Source: Received from the publisher for review
There are days when I pine for a smartphone. The ability to be able to check my e-mail, Facebook and Twitter accounts wherever and whenever I wanted to seems like a good thing to me. The fact that I check them several times during the day anyways on my computer and very little happens between each check and that I rarely have my current “dumb” phone on and yet still rarely miss calls should be a sign that maybe that new shiny gadget isn’t a priority in my life.
Reading Hamlet’s BlackBerry has reinforced this justification to stay behind that trend-following curve, at least for a while longer. William Powers is far from a technophobe and I think that is what makes this book so interesting and useful. Not only does he take examples from his own life on his experiences in occasional “unplugging” (disconnecting from the Internet for entire weekends, for example), he also goes back into history and profiles the contemporary “technology” of seven great thinkers from Plato to Walden to Marshall McLuhan that provide lessons for us in the current era. I especially appreciated his thoughts on Seneca, who encourages us not to allow outside distractions to disturb one’s focus on the task at hand:
I force my mind to become self-absorbed and not let outside things distract it. There can be absolute bedlam without so long as there is no commotion within.
For me, that means ignoring the e-mail and social media when I am in the midst of any work or personal project; and to give proper attention to the book I am reading now rather than think of the (many, many) other books sitting on my shelf that I want to read. Right now that is still easier said than done — old habits die hard — but I am aware of these tendencies in myself and when I have made the effort to focus on the task at hand it is not as difficult to complete.
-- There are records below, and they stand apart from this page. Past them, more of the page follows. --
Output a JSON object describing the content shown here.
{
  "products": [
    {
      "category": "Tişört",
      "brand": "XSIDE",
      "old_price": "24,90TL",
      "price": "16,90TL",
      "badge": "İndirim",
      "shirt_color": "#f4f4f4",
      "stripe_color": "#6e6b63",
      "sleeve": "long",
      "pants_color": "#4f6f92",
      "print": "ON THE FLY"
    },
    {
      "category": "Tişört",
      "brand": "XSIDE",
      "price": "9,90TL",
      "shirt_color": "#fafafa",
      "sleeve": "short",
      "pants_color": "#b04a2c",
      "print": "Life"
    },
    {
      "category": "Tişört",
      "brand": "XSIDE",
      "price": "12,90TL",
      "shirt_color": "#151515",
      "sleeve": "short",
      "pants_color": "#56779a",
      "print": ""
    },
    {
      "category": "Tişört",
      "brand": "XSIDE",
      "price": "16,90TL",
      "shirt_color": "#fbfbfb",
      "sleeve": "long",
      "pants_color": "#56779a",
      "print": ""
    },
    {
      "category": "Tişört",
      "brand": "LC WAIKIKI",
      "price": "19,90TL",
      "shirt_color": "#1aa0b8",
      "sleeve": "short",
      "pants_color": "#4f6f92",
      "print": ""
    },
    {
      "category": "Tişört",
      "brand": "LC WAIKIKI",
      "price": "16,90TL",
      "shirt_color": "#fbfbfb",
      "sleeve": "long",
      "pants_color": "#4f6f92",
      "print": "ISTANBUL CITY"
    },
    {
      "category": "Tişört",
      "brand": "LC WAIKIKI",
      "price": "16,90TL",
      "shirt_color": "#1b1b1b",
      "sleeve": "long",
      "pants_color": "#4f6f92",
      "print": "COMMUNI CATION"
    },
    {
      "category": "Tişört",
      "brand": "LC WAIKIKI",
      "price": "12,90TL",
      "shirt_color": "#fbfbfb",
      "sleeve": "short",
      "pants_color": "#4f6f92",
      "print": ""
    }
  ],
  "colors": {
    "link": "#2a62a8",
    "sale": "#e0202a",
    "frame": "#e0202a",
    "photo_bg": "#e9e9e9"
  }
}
Ultimately, technology is a great tool but should be used in conjunction with the other ones that civilization has given us over the centuries.
This entry was posted in non-fiction
. Bookmark the permalink